Ex-rebels attack Libya's Bani Walid, 11 killed
[Daily Nation (Kenya)] At least eleven Libyans were killed and scores maimed in festivities on Wednesday when ex-rebels linked to the army attacked Bani Walid, a former bastion of dictator Moamer Qadaffy, local sources said. Read (Libya's Misrata tense after death of man who caught Qadaffy)
"Clashes today left four dead and 19 maimed in the ranks of Libya Shield," said a commander of the brigade which operates under the banner of the army.
The deputy director of Bani Walid's hospital, Abdullah al-Mansuri, told AFP that his facility had received another "seven dead people and 75 maimed, including a 14-year-old girl."
"Bani Walid was shelled from three fronts today," said Massud al-Waer, a local official in Bani Walid. Dozens of residents were maimed in the assault, he told AFP.
The attack came exactly one year after former rebels declared the liberation of Bani Walid, which remained loyal to the long-time leader throughout the 2011 conflict that led to his ouster and death.
Rebels defeated Bani Walid fighters loyal to the former regime on October 17, 2011 -- just three days before Qadaffy was captured and killed in his hometown of Sirte.
But many Libyans feel Bani Walid, 170 kilometres (110 miles) southeast of Tripoli

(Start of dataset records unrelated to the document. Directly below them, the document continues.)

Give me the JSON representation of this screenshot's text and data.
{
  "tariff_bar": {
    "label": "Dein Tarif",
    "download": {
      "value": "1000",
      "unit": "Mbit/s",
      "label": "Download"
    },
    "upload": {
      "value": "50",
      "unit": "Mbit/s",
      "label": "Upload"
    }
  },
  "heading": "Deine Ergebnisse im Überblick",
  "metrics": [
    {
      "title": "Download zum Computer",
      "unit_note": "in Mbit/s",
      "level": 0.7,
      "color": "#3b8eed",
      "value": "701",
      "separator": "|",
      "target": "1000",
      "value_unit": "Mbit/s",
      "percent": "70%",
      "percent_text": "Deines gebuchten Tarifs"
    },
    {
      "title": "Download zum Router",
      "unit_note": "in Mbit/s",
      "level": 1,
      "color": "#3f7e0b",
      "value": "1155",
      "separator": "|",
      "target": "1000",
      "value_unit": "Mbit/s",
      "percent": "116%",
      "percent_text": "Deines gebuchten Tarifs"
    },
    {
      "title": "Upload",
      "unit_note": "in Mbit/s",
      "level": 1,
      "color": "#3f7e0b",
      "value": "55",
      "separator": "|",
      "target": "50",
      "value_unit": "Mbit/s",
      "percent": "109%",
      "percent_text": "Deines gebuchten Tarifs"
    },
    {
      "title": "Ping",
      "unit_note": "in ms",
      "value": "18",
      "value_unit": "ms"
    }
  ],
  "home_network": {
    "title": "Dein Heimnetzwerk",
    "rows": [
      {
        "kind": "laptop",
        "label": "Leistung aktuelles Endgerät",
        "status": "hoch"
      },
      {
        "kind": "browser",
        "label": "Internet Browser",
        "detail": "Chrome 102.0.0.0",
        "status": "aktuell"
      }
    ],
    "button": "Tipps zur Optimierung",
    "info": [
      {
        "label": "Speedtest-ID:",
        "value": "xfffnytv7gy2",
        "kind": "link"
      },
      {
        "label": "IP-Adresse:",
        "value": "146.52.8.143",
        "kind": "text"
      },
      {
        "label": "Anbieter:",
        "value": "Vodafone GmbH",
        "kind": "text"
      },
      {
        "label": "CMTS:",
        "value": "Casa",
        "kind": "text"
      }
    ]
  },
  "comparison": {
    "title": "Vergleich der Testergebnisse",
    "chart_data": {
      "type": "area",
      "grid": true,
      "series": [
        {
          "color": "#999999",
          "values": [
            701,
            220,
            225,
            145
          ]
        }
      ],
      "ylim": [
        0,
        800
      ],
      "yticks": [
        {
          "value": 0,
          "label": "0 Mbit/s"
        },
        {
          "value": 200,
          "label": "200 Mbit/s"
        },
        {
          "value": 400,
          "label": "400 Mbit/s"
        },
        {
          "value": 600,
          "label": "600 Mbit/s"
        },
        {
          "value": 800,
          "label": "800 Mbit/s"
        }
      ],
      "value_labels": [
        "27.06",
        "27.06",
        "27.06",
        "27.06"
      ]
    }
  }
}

...a confusing city, one end of thich is located in Lebanon and the other end of which is the capital of Libya. Its chief distinction is being mentioned in the Marine Hymn...
, was never truly "liberated" and see it as a shelter for regime loyalists and criminal gangs.
The hilltop town came back into focus last month after the death of a former rebel from the city of Misrata who was credited with capturing Qadaffy and was later kidnapped, allegedly tortured and shot in Bani Walid.
The death of former rebel Omar ben Shaaban, 22, stoked tensions between Misrata and Bani Walid, neighbouring but historically rival cities which found themselves on opposite sides of the 2011 conflict.
The General National Congress (GNC), the highest political authority, ordered the defence and interior ministries on September 25 to find those who held him hostage for weeks in Bani Walid and authorised the "use of force if necessary."
Acting on the national assembly's order, army troops and brigades made up of ex-rebels encircled Bani Walid in early October and threatened to "purge" former regime remnants.
On Wednesday, Shield Libya officers and fighters from the city of Misrata said that they had received orders to advance into Bani Walid but the army's front man, Colonel Ali al-Sheikhi, swiftly denied this.
"We gave no order to attack," Sheikhi told AFP, adding that the authorities wanted to give a chance for negotiations to succeed.
Later, the chief of staff said in a statement carried by the official news agency LANA that the army was in fact "ready to enter Bani Walid."
The statement called on "all parties to exercise self-restraint" so that "units of the regular army can impose the authority of the state."
Last week, tribal chiefs interviewed by AFP in Bani Walid said that they would refuse the entry of "lawless militias" into the town and stressed that there was no such thing as an army in Libya.
Posted by: Fred